OR WAIT 15 SECS
This article discusses email marketing opportunities through the lens of 1999's dramatic comedy, She's All That.
In my day, back to school meant telling the class “What I did this summer.” This summer I watched She’s All That with my tween-age nephews. As Rachel Leigh Cook, playing Laney Boggs, came down the stairs in that red dress, all I could think about was…email marketing. Here’s why.
For the unfamiliar, She’s All That is Pygmalion for millennials. The school’s IT girl dumps her Mr. Perfect boyfriend, played by Freddie Prinze Jr. His mean teammate bets him he can’t turn a (very carefully picked) school nerd into the prom queen.
You know the story. The nerd girl wears glasses and a potato sack. One 12-second makeover later and-BAM. She’s All That.
Dang it. She’d been there the whole time. Incredibly, the whole student body missed it. For years.
For years, marketers fawned over the supposed IT girl-ads.
They got distracted with the totes crazy guy, played by Matthew Lillard-ad tech.
The solid one was always there-email.
Many reports show email outperforms all other non-personal channels in B2B. The Digitally Savvy HCP report found emails are 4x more effective than ads for HCPs. At only twice the cost, they are 2x better.
There’s a fundamental reason why email marketing works. People go to fewer sites and visit them less often. Most people only use a handful of apps.
The QB always get the girl.
The sad part is, we know how this story ends. The cool guy transforms and, then, ends up with the girl. Regular guys (like me) never get the girl. Why? Because we follow the cool crowd, and never lead it. Ultimately missing out.
Tech’s cool crowd is on the west coast. They do stuff we knew would work. They just make it “safe” for us to think it’s cool. Seattle in particular is rehabbing email.
Jeff Bezos’ TheWashington Post is targeting the Inbox too-using Amazon’s tech no less.
Last year, they built Paloma. It’s a newsletter delivery platform. Before you say, “Newsletter,” roll your eyes, and yawn-wait. It uses Amazon’s Simple Email Service (SES) to customize newsletters.
“Newsletters are a key way to connect with our readers, and it’s imperative that we’re creating the best experience for them to engage with our content via email,” said WaPo engineering director, Siva Ghatti.

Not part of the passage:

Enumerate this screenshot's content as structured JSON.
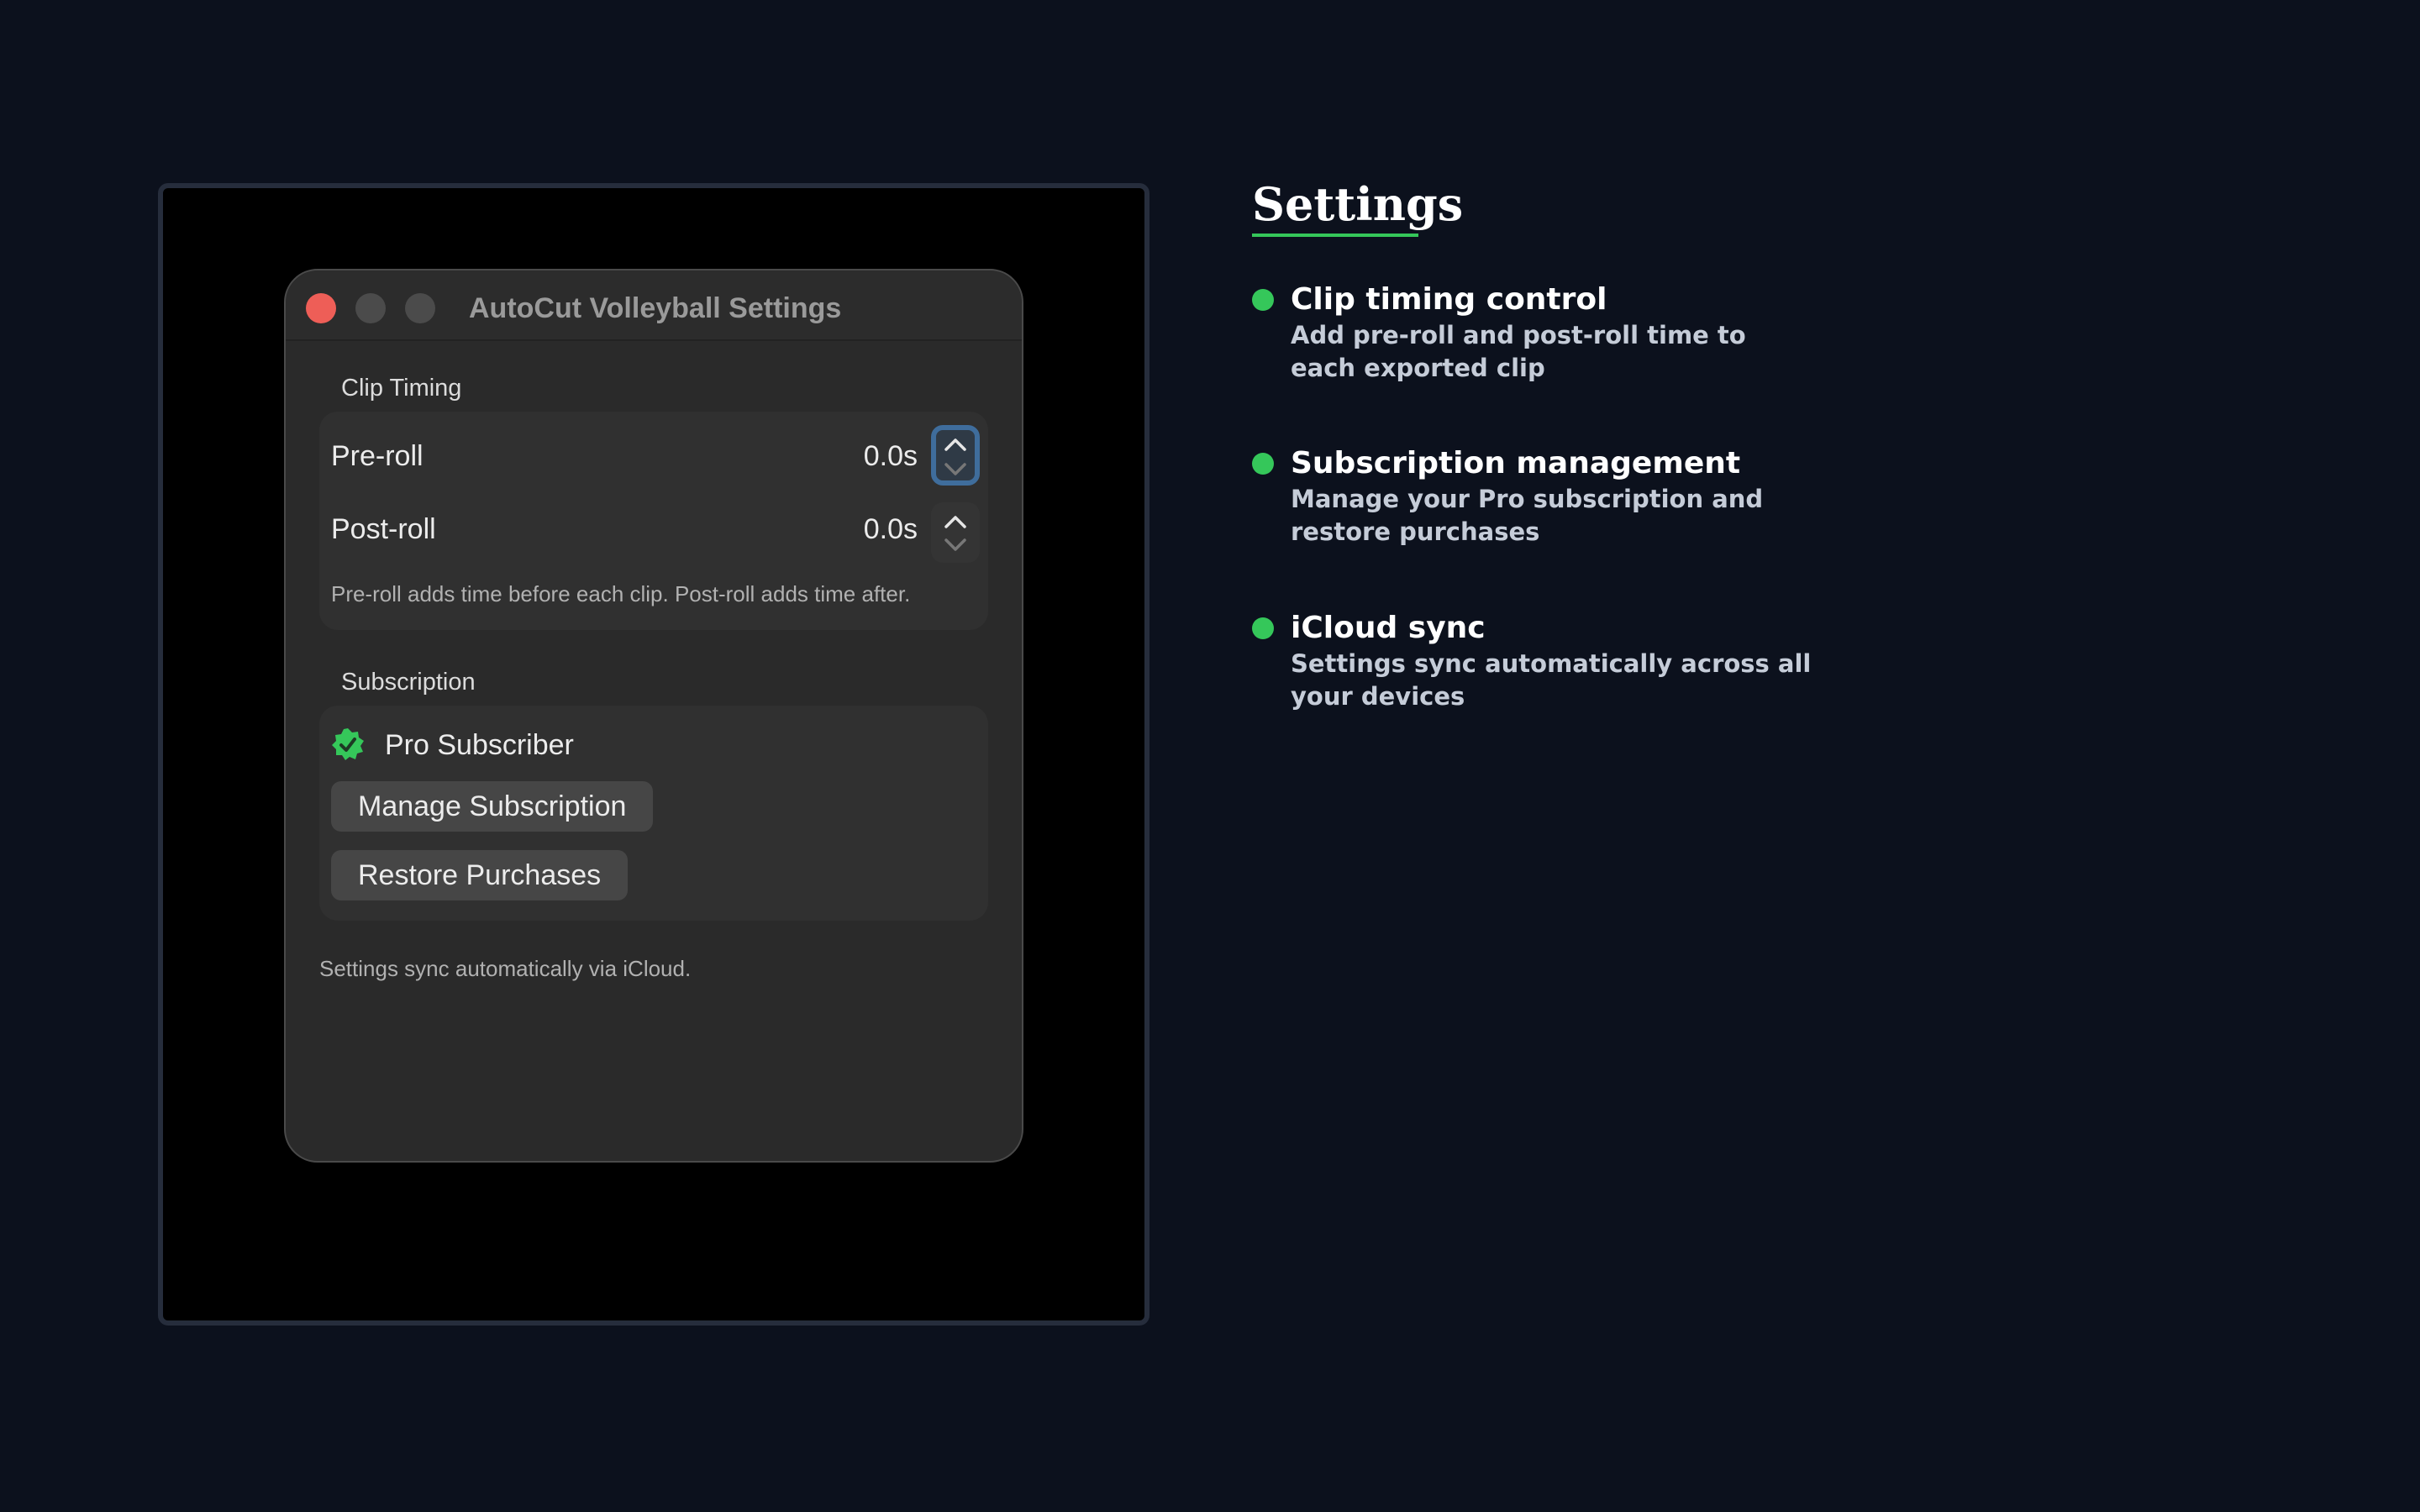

Notice he said, “Create experiences to get customers to engage.” In fact, his emails are so engaging he talks about increasing frequency. “Offering personalization options like prioritizing delivery for the most engaged readers of a particular newsletter.”
By January, WaPo made newsletters central to their growth strategy. Why? Because, newsletters ranked among their highest subscription conversion programs.
This is our chance! (Okay, at least in pharma). We can see how this works everywhere else. We can transform our own email.
An analytics leads for an oncology brand at one big pharma company (read, regular guy) told us, “We send each doctor 500 emails per year. We have two versions. We alternate from A to B and back again. Our brand thinks emails don’t work. Fact is we don’t evolve our story or personalize it. And, we are doomed to fail.”
This is his chance to take Laney Boggs to the prom. Change up your email. Introduce the new-newsletter.
Personalize email like TheWashington Post.
Then, insert native content.
This is the plan of Seattle’s big tech company, Microsoft’s LinkedIn. Because, as they explained, even with a network of 500 million professionals, people may not come back during a campaign.
Email is proactive. You don’t need to (and can’t afford to) wait for visitors. And, in email, you can speak to your customer.
Peter Houston wrote about this a few months ago in a Pharm Exec article. Email is the last un-channeled channel. Platforms dominate all channels. Email is the Wild West. It is (for now) controlled by the user.
When you think about it, email is delivery marketing. Core to Amazon’s success-but with content. They know what you want, personalize it, and deliver it. They let you stay on your couch and consume without any effort. And, really, that’s what marketing is all about.
This is your Freddie Prinze Jr. moment. Email’s All That.